[[ DATA IN THIS EXERCISE, beginning ]]

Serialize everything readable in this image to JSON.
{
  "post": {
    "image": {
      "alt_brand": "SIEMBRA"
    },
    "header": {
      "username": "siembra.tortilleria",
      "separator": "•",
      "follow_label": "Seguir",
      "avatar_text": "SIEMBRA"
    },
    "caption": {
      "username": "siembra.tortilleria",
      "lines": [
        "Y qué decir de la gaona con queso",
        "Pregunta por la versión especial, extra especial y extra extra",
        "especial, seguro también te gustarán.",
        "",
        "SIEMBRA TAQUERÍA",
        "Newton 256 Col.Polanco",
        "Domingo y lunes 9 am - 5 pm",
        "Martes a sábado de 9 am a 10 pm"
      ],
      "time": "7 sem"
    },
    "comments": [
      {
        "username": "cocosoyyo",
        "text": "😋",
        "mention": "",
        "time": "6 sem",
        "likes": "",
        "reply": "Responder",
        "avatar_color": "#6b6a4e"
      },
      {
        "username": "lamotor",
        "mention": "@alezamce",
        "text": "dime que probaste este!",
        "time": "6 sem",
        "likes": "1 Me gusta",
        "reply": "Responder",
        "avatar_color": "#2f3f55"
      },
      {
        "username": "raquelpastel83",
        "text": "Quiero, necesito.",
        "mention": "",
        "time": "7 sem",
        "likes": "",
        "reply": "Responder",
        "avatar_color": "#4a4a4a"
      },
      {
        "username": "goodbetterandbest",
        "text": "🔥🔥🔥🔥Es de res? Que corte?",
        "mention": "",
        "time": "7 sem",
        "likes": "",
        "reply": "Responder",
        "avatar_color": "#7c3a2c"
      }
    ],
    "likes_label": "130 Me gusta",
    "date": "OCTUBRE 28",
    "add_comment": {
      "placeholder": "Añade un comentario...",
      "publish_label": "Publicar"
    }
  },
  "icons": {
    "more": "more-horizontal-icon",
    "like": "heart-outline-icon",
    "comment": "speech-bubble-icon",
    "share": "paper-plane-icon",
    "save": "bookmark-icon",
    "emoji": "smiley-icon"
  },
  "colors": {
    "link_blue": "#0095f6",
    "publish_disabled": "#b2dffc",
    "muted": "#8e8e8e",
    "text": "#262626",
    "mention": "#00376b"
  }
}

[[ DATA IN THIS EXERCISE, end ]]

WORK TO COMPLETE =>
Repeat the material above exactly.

FINISHED TASK =>
Serialize everything readable in this image to JSON.
{
  "post": {
    "image": {
      "alt_brand": "SIEMBRA"
    },
    "header": {
      "username": "siembra.tortilleria",
      "separator": "•",
      "follow_label": "Seguir",
      "avatar_text": "SIEMBRA"
    },
    "caption": {
      "username": "siembra.tortilleria",
      "lines": [
        "Y qué decir de la gaona con queso",
        "Pregunta por la versión especial, extra especial y extra extra",
        "especial, seguro también te gustarán.",
        "",
        "SIEMBRA TAQUERÍA",
        "Newton 256 Col.Polanco",
        "Domingo y lunes 9 am - 5 pm",
        "Martes a sábado de 9 am a 10 pm"
      ],
      "time": "7 sem"
    },
    "comments": [
      {
        "username": "cocosoyyo",
        "text": "😋",
        "mention": "",
        "time": "6 sem",
        "likes": "",
        "reply": "Responder",
        "avatar_color": "#6b6a4e"
      },
      {
        "username": "lamotor",
        "mention": "@alezamce",
        "text": "dime que probaste este!",
        "time": "6 sem",
        "likes": "1 Me gusta",
        "reply": "Responder",
        "avatar_color": "#2f3f55"
      },
      {
        "username": "raquelpastel83",
        "text": "Quiero, necesito.",
        "mention": "",
        "time": "7 sem",
        "likes": "",
        "reply": "Responder",
        "avatar_color": "#4a4a4a"
      },
      {
        "username": "goodbetterandbest",
        "text": "🔥🔥🔥🔥Es de res? Que corte?",
        "mention": "",
        "time": "7 sem",
        "likes": "",
        "reply": "Responder",
        "avatar_color": "#7c3a2c"
      }
    ],
    "likes_label": "130 Me gusta",
    "date": "OCTUBRE 28",
    "add_comment": {
      "placeholder": "Añade un comentario...",
      "publish_label": "Publicar"
    }
  },
  "icons": {
    "more": "more-horizontal-icon",
    "like": "heart-outline-icon",
    "comment": "speech-bubble-icon",
    "share": "paper-plane-icon",
    "save": "bookmark-icon",
    "emoji": "smiley-icon"
  },
  "colors": {
    "link_blue": "#0095f6",
    "publish_disabled": "#b2dffc",
    "muted": "#8e8e8e",
    "text": "#262626",
    "mention": "#00376b"
  }
}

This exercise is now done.